• Define a new sequence $(g_n(x))_{n=1}^{\infty} = (f_{n,n}(x))_{n=1}^{\infty}$. Then for each $r_j \in R$ we have that the numerical sequence $(g_n(r_j))_{n=1}^{\infty}$ converges to $f(r_j)$.
• Now let $\epsilon > 0$ be given. We aim to show that $(g_n(x))_{n=1}^{\infty}$ is a Cauchy sequence of functions.
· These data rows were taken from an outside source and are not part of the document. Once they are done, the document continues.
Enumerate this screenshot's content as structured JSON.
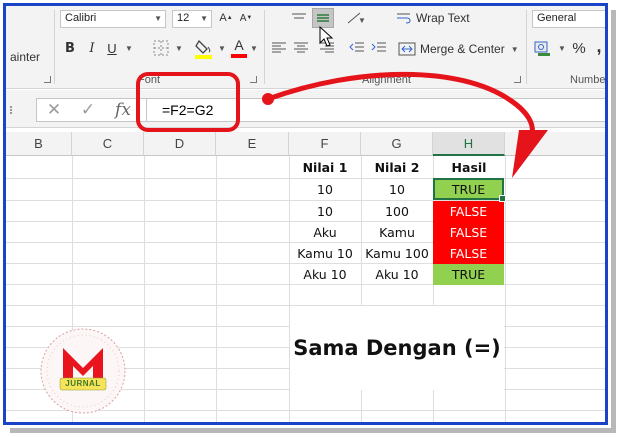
{
  "ribbon": {
    "font_name": "Calibri",
    "font_size": "12",
    "font_group_label": "Font",
    "alignment_group_label": "Alignment",
    "number_group_label": "Number",
    "painter_label": "ainter",
    "bold_label": "B",
    "italic_label": "I",
    "underline_label": "U",
    "font_color_label": "A",
    "wrap_text_label": "Wrap Text",
    "merge_center_label": "Merge & Center",
    "number_format": "General",
    "percent_label": "%",
    "comma_label": ","
  },
  "formula_bar": {
    "cancel_symbol": "✕",
    "enter_symbol": "✓",
    "fx_label": "fx",
    "formula": "=F2=G2"
  },
  "columns": [
    {
      "label": "B"
    },
    {
      "label": "C"
    },
    {
      "label": "D"
    },
    {
      "label": "E"
    },
    {
      "label": "F"
    },
    {
      "label": "G"
    },
    {
      "label": "H"
    }
  ],
  "table": {
    "headers": [
      "Nilai 1",
      "Nilai 2",
      "Hasil"
    ],
    "rows": [
      {
        "f": "10",
        "g": "10",
        "h": "TRUE"
      },
      {
        "f": "10",
        "g": "100",
        "h": "FALSE"
      },
      {
        "f": "Aku",
        "g": "Kamu",
        "h": "FALSE"
      },
      {
        "f": "Kamu 10",
        "g": "Kamu 100",
        "h": "FALSE"
      },
      {
        "f": "Aku 10",
        "g": "Aku 10",
        "h": "TRUE"
      }
    ]
  },
  "caption": "Sama Dengan (=)",
  "logo": {
    "letter": "M",
    "banner": "JURNAL"
  },
  "colors": {
    "true_fill": "#92d050",
    "false_fill": "#ff0000",
    "highlight_red": "#e5141b",
    "frame_blue": "#1a44c8",
    "excel_green": "#217346"
  }
}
• For each $r_j \in R$, since $(g_n(r_j))_{n=1}^{\infty}$ is a convergent numerical sequence, this numerical sequence is also a Cauchy sequence (since every convergent sequence of real numbers is Cauchy). So for $\displaystyle{\epsilon_1 = \frac{\epsilon}{3}}$ there exists an $M_j \in \mathbb{N}$ such that if $m, n \geq M_j$ then:
(2)
\begin{align} \quad | g_m(r_j) - g_n(r_j) | < \epsilon_1 = \frac{\epsilon}{3} \quad (*) \end{align}
• Furthermore, since $\mathcal F$ is equicontinuous, for $\displaystyle{\epsilon_2 = \frac{\epsilon}{3} > 0}$ there exists a $\delta^* > 0$ such that for all $x, y \in D$ with $| x - y | < \delta^*$ and for all functions $g_n \in \mathcal F$ we have that:
(3)
\begin{align} \quad | g_n(x) - g_n(y) | < \epsilon_2 = \frac{\epsilon}{3} \end{align}
• So choose $\delta > 0$ (dependent on $M_j$ and $\delta^*$ above) so that $(*)$ and $(**)$ hold. So if $| x - y | < \delta$, for all $x \in D$ we have that:
(4)
\begin{align} \quad |g_m(x) - g_n(x)| &= |g_m(x) - g_m(r_j) + g_m(r_j) - g_n(r_j) + g_n(r_j) - g_n(x) | \\ & \leq | g_m(x) - g_m(r_j) | + | g_m(r_j) - g_n(r_j) | + |g_n(r_j) - g_n(x) | \\ & < \epsilon_2 + \epsilon_1 + \epsilon_2 \\ & < \frac{\epsilon}{3} + \frac{\epsilon}{3} + \frac{\epsilon}{3} \\ & < \epsilon \end{align}
• So the sequence of functions $(g_n(x))_{n=1}^{\infty}$ is Cauchy on all of $D$.
• We now show that $(g_n(x))_{n=1}^{\infty}$ is uniformly Cauchy on $D$.
• Consider the collection of open balls $\{ B(r_j, \delta) : r_j \in R \}$. This is an open cover of $D$ since the set $R$ is dense in $D$. Since $D$ is compact, there exists a finite open subcover:
(5)
\begin{align} \quad \{ B(r_{j_1}, \delta), B(r_{j_2}, \delta), ..., B(r_{j_l}, \delta) \} \end{align}
• For each $r_{j_k}$ ($k \in \{ 1, 2, ... l \}$) there is a corresponding $M_{j_k}$ as defined above. Let:
(6)
\begin{align} \quad M = \max \{ M_{j_1}, M_{j_2}, ..., M_{j_l} \} \end{align}
• So if $m, n \geq M$ and $x \in D$ then $x \in B(r_{j_k}, \delta)$ for some $k \in \{ 1, 2, ..., l \}$ and from above, $| g_m(x) - g_n(x) | < \epsilon$. So $(g_n(x))_{n=1}^{\infty}$ is a uniformly Cauchy sequence. But recall that a sequence of functions $(g_n(x))_{n=1}^{\infty}$ defined on a compact set $D$ is a uniformly Cauchy sequence if and only if $(g_n(x))_{n=1}^{\infty}$ converges uniformly to a continuous function $f$ defined on $D$.
• Hence $(g_n(x))_{n=1}^{\infty}$ is a subsequence of $(f_n(x))_{n=1}^{\infty}$ that converges uniformly to a function $f \in C(D, \mathbb{R})$. $\blacksquare$